Warsaw has made it clear that it will support Ukraine, but not at the expense of its own interests, according to Deputy Foreign Minister Pawel Jablonski. He stated that reconciliation between Poland and Ukraine is impossible without Ukraine recognizing the genocide committed against ethnic Poles in Volhynia during World War II. The mass murder of up to 60,000 ethnic Poles by Ukrainian nationalists, led by Stepan Bandera’s Ukrainian Insurgent Army (UPA), is a significant issue that has strained the relationship between the two countries.
Jablonski pointed out that while Poland understands the emotions that arise from Ukraine being under attack, it should not attack its allies either. He added that Poland will support Ukraine as long as it aligns with Poland’s national interests. However, there are several other issues on which Warsaw and Kiev disagree, making the recognition of the Volhynia massacre a crucial factor for true reconciliation.
The Polish government has been pushing Ukraine to allow exhumations, commemorations, and prosecution of those responsible for the genocide. However, Bandera remains a national hero in Ukraine, creating a significant divide in perspectives. Jablonski emphasized that settling this issue is necessary for genuine Polish-Ukrainian reconciliation.
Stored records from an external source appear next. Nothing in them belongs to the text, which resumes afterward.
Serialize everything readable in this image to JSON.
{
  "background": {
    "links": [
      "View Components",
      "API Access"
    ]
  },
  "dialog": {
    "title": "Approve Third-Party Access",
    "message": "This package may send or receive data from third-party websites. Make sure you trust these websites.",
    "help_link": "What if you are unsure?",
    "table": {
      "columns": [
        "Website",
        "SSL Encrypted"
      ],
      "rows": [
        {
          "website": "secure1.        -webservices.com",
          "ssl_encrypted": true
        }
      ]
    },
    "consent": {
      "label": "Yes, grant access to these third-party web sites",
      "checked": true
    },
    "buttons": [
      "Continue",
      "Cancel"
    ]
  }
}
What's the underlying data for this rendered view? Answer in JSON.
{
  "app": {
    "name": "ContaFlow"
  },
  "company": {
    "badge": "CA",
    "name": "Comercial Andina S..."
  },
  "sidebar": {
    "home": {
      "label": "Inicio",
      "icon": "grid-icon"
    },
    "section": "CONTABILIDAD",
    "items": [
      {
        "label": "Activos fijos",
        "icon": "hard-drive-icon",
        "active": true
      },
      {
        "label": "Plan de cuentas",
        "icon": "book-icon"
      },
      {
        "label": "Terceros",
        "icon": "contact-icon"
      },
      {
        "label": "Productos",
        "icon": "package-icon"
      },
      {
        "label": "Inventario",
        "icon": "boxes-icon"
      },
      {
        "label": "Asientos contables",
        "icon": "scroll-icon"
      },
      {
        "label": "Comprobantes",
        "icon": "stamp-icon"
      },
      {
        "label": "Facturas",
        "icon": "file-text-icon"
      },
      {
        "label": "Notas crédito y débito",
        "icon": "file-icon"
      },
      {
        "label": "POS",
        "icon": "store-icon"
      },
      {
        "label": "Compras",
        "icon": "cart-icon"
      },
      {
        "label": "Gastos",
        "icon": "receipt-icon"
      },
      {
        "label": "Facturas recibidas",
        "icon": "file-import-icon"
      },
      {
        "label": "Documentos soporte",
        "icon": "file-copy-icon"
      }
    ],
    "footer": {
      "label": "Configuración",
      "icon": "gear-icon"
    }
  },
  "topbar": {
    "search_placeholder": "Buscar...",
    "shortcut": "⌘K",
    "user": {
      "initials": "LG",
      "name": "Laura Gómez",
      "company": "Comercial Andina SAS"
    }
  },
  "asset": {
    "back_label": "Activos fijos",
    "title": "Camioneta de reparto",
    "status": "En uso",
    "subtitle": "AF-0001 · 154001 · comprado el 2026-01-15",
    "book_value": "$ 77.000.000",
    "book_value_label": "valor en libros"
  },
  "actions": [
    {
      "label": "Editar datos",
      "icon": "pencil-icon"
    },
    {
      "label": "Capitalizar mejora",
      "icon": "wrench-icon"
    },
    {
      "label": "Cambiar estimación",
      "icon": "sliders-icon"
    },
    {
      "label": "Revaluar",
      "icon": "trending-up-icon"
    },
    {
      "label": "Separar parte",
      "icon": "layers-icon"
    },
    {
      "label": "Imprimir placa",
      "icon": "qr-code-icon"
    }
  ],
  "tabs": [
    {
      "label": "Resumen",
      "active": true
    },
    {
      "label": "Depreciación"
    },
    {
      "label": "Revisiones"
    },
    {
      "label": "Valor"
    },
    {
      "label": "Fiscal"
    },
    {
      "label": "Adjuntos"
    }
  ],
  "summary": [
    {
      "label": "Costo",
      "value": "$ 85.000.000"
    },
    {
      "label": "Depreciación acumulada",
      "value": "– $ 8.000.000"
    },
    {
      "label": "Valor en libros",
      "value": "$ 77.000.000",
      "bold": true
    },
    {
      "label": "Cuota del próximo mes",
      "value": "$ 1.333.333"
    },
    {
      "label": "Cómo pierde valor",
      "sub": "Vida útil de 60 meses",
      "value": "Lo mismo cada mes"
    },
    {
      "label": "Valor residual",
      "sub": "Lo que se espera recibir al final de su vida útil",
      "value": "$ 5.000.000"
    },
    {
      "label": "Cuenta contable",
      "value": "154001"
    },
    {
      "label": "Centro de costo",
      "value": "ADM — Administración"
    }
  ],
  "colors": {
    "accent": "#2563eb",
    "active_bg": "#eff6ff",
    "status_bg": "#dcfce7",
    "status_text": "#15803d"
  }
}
Poland has been a central hub for NATO’s efforts to supply Ukraine with weapons, ammunition, and equipment. It has also joined eastern EU members in blocking the sale of Ukrainian agricultural exports at below-market prices, which has put pressure on Ukrainian farmers. Responding to Ukrainian criticism of the ban, Marcin Przydacz, the Polish president’s foreign policy adviser, stated that Ukraine should appreciate Poland’s role in supporting Ukraine over the years.
Ukraine’s foreign ministry, however, summoned the Polish ambassador to protest against Przydacz’s statement, deeming it untrue and unacceptable. Ukrainian President Vladimir Zelensky’s deputy head of office, Andrey Sibiga, expressed his discontent on social media, comparing the situation to a rescuer demanding a rescue fee from someone who is bleeding.
Polish Prime Minister Mateusz Morawiecki criticized Ukraine’s move as a serious mistake and reaffirmed that Poland’s interests will always take precedence over the interests of any other country. Zelensky, on the other hand, has tried to ease tensions, emphasizing that both countries are a shield of Europe and cannot afford any cracks in their relationship.
The strained relationship between Poland and Ukraine highlights the complexities of historical grievances and conflicting national narratives. Both countries recognize the importance of their alliance, but resolving historical disputes remains a significant obstacle. The recognition of the Volhynia massacre as a genocide will likely continue to be a sticking point in their efforts to achieve true reconciliation.
In conclusion, Warsaw’s support for Ukraine is conditional on Ukraine’s recognition of the Volhynia massacre as a genocide. The dispute over this historical event has strained the relationship between the two countries, despite their shared interests and alliance. Resolving this issue is crucial for genuine Polish-Ukrainian reconciliation.